* To whom correspondence should be addressed.
Received June 25, 2007; Revision received August 3, 2007

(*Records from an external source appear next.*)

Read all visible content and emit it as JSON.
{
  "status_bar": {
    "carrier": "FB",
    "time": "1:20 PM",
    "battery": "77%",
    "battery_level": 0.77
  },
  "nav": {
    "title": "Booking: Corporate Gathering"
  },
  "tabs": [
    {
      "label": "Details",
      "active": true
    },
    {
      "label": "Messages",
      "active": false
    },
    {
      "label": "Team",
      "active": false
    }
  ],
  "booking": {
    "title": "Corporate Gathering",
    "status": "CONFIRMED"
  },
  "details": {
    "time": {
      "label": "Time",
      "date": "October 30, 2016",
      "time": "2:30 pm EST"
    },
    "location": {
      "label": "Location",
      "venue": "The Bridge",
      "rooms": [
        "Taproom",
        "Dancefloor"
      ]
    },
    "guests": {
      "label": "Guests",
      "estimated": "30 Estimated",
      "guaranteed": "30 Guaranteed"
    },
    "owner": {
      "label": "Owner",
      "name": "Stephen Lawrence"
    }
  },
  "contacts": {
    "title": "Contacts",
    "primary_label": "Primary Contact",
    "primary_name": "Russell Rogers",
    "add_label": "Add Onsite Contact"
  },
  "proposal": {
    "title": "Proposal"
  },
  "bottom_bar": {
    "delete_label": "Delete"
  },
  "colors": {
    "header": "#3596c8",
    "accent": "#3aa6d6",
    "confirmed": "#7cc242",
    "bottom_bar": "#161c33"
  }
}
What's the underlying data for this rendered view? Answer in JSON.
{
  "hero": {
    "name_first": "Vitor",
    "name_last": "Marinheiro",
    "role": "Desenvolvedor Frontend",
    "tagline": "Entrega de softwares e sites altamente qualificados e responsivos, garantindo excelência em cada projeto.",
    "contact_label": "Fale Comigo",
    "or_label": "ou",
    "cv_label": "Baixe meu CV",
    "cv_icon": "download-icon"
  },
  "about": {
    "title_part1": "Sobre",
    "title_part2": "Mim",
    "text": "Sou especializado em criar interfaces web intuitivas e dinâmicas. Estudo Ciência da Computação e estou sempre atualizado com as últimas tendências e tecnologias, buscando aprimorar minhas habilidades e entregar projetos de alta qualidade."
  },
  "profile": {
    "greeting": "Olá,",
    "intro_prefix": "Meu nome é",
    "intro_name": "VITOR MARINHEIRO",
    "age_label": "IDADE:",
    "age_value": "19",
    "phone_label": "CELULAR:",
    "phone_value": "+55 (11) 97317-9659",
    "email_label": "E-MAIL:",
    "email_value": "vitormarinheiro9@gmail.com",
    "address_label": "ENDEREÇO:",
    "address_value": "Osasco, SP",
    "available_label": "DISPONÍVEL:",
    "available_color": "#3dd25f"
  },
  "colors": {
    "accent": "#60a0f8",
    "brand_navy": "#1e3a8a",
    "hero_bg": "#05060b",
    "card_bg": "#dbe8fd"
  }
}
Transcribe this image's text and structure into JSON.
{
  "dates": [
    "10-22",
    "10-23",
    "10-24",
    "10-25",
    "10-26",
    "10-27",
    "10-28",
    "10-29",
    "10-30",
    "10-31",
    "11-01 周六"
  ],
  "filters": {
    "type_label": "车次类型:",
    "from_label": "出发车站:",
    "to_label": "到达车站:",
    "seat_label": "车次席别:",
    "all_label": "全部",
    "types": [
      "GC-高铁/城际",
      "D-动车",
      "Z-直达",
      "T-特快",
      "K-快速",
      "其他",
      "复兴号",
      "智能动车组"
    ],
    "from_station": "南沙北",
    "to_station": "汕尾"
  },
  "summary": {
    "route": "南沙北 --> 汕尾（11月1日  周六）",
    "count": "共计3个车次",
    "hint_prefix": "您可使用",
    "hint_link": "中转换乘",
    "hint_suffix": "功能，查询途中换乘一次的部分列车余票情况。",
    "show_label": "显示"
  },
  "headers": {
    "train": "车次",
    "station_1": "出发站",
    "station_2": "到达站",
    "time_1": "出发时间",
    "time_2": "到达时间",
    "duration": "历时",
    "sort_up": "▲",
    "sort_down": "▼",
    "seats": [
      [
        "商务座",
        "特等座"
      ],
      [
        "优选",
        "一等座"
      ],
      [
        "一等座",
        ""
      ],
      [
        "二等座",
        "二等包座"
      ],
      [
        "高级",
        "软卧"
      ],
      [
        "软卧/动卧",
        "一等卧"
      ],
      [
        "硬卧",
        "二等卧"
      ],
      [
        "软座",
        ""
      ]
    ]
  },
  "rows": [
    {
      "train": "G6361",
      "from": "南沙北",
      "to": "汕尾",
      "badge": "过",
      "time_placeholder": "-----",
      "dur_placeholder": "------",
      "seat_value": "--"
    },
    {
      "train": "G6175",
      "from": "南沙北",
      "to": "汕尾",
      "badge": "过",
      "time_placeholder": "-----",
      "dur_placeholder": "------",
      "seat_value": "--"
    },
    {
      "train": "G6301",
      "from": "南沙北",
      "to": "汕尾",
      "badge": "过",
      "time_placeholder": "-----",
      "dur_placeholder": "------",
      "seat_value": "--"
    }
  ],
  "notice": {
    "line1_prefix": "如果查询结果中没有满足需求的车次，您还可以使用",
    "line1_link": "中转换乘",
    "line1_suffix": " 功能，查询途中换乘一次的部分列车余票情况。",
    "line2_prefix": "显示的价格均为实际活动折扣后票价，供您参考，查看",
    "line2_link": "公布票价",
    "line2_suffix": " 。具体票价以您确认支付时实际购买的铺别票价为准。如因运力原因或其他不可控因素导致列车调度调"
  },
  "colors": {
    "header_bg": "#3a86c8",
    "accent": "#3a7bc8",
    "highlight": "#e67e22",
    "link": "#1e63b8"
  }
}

Molecular modeling has revealed intimate details of the mechanism of binding of natural substrate, penicillin G (PG), in the penicillin acylase active center and solved questions raised by analysis of available X-ray structures, mimicking Michaelis complex, which substantially differ in the binding pattern of the PG leaving group. Three MD trajectories were launched, starting from PDB complexes of the inactive mutant enzyme with PG (1FXV) and native penicillin acylase with sluggishly hydrolyzed substrate analog penicillin G sulfoxide (1GM9), or from the complex obtained by PG docking. All trajectories converged to a similar PG binding mode, which represented the near-to-attack conformation, consistent with chemical criteria of how reactive Michaelis complex should look. Simulated dynamic structure of the enzyme-substrate complex differed significantly from 1FXV, resembling rather 1GM9; however, additional contacts with residues bG385, bS386, and bN388 have been found, which were missing in X-ray structures. Combination of molecular docking and molecular dynamics also clarified the nature of extremely effective phenol binding in the hydrophobic pocket of penicillin acylase, which lacked proper explanation from crystallographic experiments. Alternative binding modes of phenol were probed, and corresponding trajectories converged to a single binding pattern characterized by a hydrogen bond between the phenol hydroxyl and the main chain oxygen of bS67, which was not evident from the crystal structure. Observation of the trajectory, in which phenol moved from its steady bound to pre-dissociation state, mapped the consequence of molecular events governing the conformational transitions in a coil region a143-a146 coupled to substrate binding and release of the reaction products. The current investigation provided information on dynamics of the conformational transitions accompanying substrate binding and significance of poorly structured and flexible regions in maintaining catalytic framework.
KEY WORDS: penicillin acylase, substrate binding, molecular modeling, conformational flexibility